Items from an interface collection
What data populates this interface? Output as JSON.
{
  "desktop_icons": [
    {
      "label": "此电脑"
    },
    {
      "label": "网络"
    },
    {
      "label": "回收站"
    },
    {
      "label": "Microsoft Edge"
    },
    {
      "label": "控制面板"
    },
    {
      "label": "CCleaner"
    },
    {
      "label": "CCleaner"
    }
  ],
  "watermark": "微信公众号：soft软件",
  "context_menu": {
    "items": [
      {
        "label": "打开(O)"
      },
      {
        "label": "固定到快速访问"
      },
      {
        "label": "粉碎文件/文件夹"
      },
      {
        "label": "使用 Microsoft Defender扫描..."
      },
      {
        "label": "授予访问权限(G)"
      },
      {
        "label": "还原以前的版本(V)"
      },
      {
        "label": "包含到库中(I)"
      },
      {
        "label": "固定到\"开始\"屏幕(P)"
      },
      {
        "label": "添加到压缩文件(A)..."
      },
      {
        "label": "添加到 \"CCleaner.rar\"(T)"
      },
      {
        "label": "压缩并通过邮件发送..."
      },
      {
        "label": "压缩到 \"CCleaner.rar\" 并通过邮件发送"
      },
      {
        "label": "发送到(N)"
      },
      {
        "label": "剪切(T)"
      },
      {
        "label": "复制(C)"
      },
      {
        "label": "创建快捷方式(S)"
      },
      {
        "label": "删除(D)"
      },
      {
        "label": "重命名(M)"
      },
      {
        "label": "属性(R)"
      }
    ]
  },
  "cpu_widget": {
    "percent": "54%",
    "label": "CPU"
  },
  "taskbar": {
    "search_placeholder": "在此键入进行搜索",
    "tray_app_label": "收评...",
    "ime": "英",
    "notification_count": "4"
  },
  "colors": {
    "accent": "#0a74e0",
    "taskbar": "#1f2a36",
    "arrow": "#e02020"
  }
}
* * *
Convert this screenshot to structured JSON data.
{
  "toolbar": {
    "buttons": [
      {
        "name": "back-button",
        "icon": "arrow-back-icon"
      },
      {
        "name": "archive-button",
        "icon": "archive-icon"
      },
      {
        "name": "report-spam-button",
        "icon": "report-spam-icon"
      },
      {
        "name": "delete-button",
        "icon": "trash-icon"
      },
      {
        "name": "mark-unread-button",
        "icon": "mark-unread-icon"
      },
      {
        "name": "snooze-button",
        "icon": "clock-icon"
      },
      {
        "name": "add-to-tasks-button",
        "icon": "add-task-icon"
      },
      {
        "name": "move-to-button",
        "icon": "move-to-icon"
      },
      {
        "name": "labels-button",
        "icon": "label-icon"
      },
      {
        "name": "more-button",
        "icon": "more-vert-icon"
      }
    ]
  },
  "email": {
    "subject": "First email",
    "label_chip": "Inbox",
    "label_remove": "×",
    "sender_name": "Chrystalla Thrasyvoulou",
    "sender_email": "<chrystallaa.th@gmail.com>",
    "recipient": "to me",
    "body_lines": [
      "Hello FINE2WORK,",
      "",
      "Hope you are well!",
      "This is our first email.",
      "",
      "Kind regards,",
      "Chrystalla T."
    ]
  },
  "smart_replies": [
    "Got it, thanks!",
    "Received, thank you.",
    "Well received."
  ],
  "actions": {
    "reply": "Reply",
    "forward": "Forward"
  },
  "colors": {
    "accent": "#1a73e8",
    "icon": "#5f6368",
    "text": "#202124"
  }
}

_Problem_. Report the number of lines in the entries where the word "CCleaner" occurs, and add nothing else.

_Output for this task_. 4